■ What the task requires ■
Please restate every line below exactly, without any pictures.

Dataset rows describing interfaces
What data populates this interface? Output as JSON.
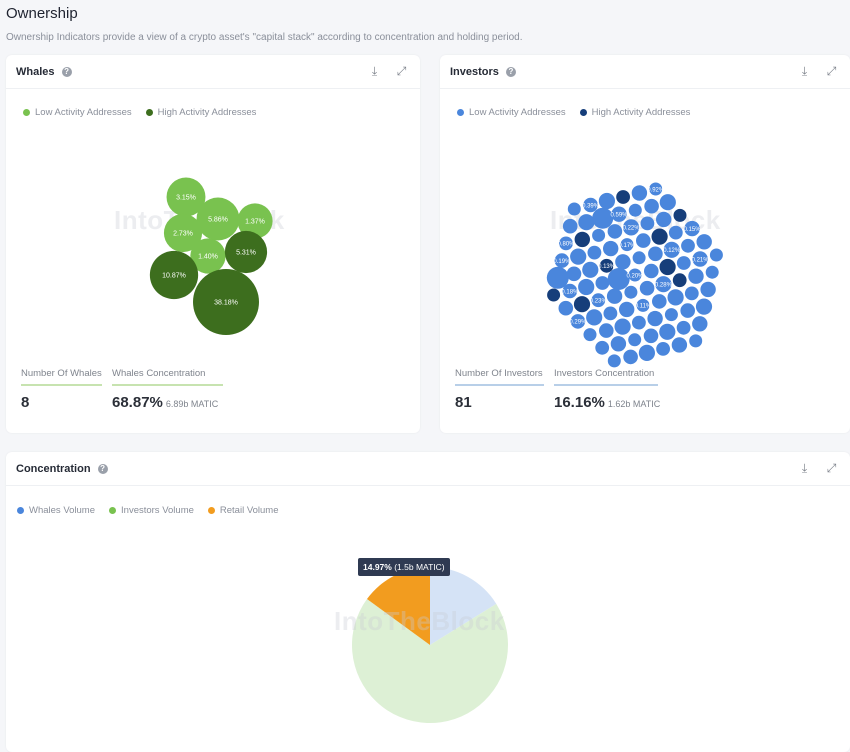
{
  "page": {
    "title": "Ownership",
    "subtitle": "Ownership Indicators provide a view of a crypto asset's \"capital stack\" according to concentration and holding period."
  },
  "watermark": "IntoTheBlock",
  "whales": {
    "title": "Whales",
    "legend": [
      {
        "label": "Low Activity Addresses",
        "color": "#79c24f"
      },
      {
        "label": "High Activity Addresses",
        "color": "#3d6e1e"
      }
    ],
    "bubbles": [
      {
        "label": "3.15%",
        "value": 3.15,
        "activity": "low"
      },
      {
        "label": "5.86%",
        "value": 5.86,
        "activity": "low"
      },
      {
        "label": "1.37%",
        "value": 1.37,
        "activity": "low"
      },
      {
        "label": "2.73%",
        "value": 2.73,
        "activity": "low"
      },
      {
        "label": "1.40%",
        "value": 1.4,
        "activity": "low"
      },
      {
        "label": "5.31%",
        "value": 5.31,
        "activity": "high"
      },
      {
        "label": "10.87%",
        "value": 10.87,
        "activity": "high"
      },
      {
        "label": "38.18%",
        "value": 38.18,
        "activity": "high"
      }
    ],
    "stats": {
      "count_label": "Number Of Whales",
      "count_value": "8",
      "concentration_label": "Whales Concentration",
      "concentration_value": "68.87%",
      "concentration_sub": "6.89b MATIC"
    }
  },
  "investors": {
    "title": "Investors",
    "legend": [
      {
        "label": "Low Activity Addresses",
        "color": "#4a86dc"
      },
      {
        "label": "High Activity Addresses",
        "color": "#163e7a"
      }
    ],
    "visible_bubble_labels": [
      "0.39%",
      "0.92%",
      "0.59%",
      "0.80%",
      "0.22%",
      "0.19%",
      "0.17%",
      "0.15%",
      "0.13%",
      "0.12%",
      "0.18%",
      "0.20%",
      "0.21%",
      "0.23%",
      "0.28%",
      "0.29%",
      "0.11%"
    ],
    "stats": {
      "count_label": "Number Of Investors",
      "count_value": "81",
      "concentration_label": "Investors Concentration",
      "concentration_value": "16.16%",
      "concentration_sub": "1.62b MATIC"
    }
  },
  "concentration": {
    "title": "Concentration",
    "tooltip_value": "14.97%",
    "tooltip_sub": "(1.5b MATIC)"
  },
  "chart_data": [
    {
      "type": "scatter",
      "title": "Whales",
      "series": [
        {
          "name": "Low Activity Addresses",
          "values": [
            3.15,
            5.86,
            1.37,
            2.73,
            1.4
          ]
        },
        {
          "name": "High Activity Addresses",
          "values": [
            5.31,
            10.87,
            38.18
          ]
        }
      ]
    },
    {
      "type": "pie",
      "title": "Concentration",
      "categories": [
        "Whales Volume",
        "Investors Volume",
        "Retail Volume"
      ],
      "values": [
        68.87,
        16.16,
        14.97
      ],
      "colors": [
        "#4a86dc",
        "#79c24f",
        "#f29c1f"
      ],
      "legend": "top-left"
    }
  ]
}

■ Solution below ■
What data populates this interface? Output as JSON.
{
  "page": {
    "title": "Ownership",
    "subtitle": "Ownership Indicators provide a view of a crypto asset's \"capital stack\" according to concentration and holding period."
  },
  "watermark": "IntoTheBlock",
  "whales": {
    "title": "Whales",
    "legend": [
      {
        "label": "Low Activity Addresses",
        "color": "#79c24f"
      },
      {
        "label": "High Activity Addresses",
        "color": "#3d6e1e"
      }
    ],
    "bubbles": [
      {
        "label": "3.15%",
        "value": 3.15,
        "activity": "low"
      },
      {
        "label": "5.86%",
        "value": 5.86,
        "activity": "low"
      },
      {
        "label": "1.37%",
        "value": 1.37,
        "activity": "low"
      },
      {
        "label": "2.73%",
        "value": 2.73,
        "activity": "low"
      },
      {
        "label": "1.40%",
        "value": 1.4,
        "activity": "low"
      },
      {
        "label": "5.31%",
        "value": 5.31,
        "activity": "high"
      },
      {
        "label": "10.87%",
        "value": 10.87,
        "activity": "high"
      },
      {
        "label": "38.18%",
        "value": 38.18,
        "activity": "high"
      }
    ],
    "stats": {
      "count_label": "Number Of Whales",
      "count_value": "8",
      "concentration_label": "Whales Concentration",
      "concentration_value": "68.87%",
      "concentration_sub": "6.89b MATIC"
    }
  },
  "investors": {
    "title": "Investors",
    "legend": [
      {
        "label": "Low Activity Addresses",
        "color": "#4a86dc"
      },
      {
        "label": "High Activity Addresses",
        "color": "#163e7a"
      }
    ],
    "visible_bubble_labels": [
      "0.39%",
      "0.92%",
      "0.59%",
      "0.80%",
      "0.22%",
      "0.19%",
      "0.17%",
      "0.15%",
      "0.13%",
      "0.12%",
      "0.18%",
      "0.20%",
      "0.21%",
      "0.23%",
      "0.28%",
      "0.29%",
      "0.11%"
    ],
    "stats": {
      "count_label": "Number Of Investors",
      "count_value": "81",
      "concentration_label": "Investors Concentration",
      "concentration_value": "16.16%",
      "concentration_sub": "1.62b MATIC"
    }
  },
  "concentration": {
    "title": "Concentration",
    "tooltip_value": "14.97%",
    "tooltip_sub": "(1.5b MATIC)"
  },
  "chart_data": [
    {
      "type": "scatter",
      "title": "Whales",
      "series": [
        {
          "name": "Low Activity Addresses",
          "values": [
            3.15,
            5.86,
            1.37,
            2.73,
            1.4
          ]
        },
        {
          "name": "High Activity Addresses",
          "values": [
            5.31,
            10.87,
            38.18
          ]
        }
      ]
    },
    {
      "type": "pie",
      "title": "Concentration",
      "categories": [
        "Whales Volume",
        "Investors Volume",
        "Retail Volume"
      ],
      "values": [
        68.87,
        16.16,
        14.97
      ],
      "colors": [
        "#4a86dc",
        "#79c24f",
        "#f29c1f"
      ],
      "legend": "top-left"
    }
  ]
}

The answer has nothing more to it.